#### YOUR GOAL:
Restate the data below word for word, keeping each line intact.

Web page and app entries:

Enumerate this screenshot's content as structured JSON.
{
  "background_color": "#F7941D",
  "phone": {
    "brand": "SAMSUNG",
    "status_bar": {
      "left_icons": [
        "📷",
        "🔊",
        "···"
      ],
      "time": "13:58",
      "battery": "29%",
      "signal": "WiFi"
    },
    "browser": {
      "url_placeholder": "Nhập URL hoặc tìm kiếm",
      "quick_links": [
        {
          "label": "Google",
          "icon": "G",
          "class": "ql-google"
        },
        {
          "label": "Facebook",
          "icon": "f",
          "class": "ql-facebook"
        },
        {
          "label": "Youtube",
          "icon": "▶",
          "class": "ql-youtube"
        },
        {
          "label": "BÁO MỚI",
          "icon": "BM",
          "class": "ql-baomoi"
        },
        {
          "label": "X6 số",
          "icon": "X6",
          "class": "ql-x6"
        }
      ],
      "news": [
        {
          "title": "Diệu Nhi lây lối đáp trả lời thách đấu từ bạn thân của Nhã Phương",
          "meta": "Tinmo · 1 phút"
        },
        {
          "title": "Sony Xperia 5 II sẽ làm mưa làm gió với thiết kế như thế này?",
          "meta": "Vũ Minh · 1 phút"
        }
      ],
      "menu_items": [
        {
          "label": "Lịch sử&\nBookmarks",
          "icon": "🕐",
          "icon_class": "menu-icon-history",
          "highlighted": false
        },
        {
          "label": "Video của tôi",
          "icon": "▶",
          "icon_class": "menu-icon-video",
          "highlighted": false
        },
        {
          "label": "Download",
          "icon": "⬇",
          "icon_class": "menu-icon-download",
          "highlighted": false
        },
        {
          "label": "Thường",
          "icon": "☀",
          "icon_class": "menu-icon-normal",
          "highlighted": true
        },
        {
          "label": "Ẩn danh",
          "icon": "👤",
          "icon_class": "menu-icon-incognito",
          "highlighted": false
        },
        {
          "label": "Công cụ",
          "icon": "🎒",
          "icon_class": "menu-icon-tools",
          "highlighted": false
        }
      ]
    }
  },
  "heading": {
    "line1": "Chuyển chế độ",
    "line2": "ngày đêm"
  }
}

#### RESPONSE FOR THIS EXERCISE:
Enumerate this screenshot's content as structured JSON.
{
  "background_color": "#F7941D",
  "phone": {
    "brand": "SAMSUNG",
    "status_bar": {
      "left_icons": [
        "📷",
        "🔊",
        "···"
      ],
      "time": "13:58",
      "battery": "29%",
      "signal": "WiFi"
    },
    "browser": {
      "url_placeholder": "Nhập URL hoặc tìm kiếm",
      "quick_links": [
        {
          "label": "Google",
          "icon": "G",
          "class": "ql-google"
        },
        {
          "label": "Facebook",
          "icon": "f",
          "class": "ql-facebook"
        },
        {
          "label": "Youtube",
          "icon": "▶",
          "class": "ql-youtube"
        },
        {
          "label": "BÁO MỚI",
          "icon": "BM",
          "class": "ql-baomoi"
        },
        {
          "label": "X6 số",
          "icon": "X6",
          "class": "ql-x6"
        }
      ],
      "news": [
        {
          "title": "Diệu Nhi lây lối đáp trả lời thách đấu từ bạn thân của Nhã Phương",
          "meta": "Tinmo · 1 phút"
        },
        {
          "title": "Sony Xperia 5 II sẽ làm mưa làm gió với thiết kế như thế này?",
          "meta": "Vũ Minh · 1 phút"
        }
      ],
      "menu_items": [
        {
          "label": "Lịch sử&\nBookmarks",
          "icon": "🕐",
          "icon_class": "menu-icon-history",
          "highlighted": false
        },
        {
          "label": "Video của tôi",
          "icon": "▶",
          "icon_class": "menu-icon-video",
          "highlighted": false
        },
        {
          "label": "Download",
          "icon": "⬇",
          "icon_class": "menu-icon-download",
          "highlighted": false
        },
        {
          "label": "Thường",
          "icon": "☀",
          "icon_class": "menu-icon-normal",
          "highlighted": true
        },
        {
          "label": "Ẩn danh",
          "icon": "👤",
          "icon_class": "menu-icon-incognito",
          "highlighted": false
        },
        {
          "label": "Công cụ",
          "icon": "🎒",
          "icon_class": "menu-icon-tools",
          "highlighted": false
        }
      ]
    }
  },
  "heading": {
    "line1": "Chuyển chế độ",
    "line2": "ngày đêm"
  }
}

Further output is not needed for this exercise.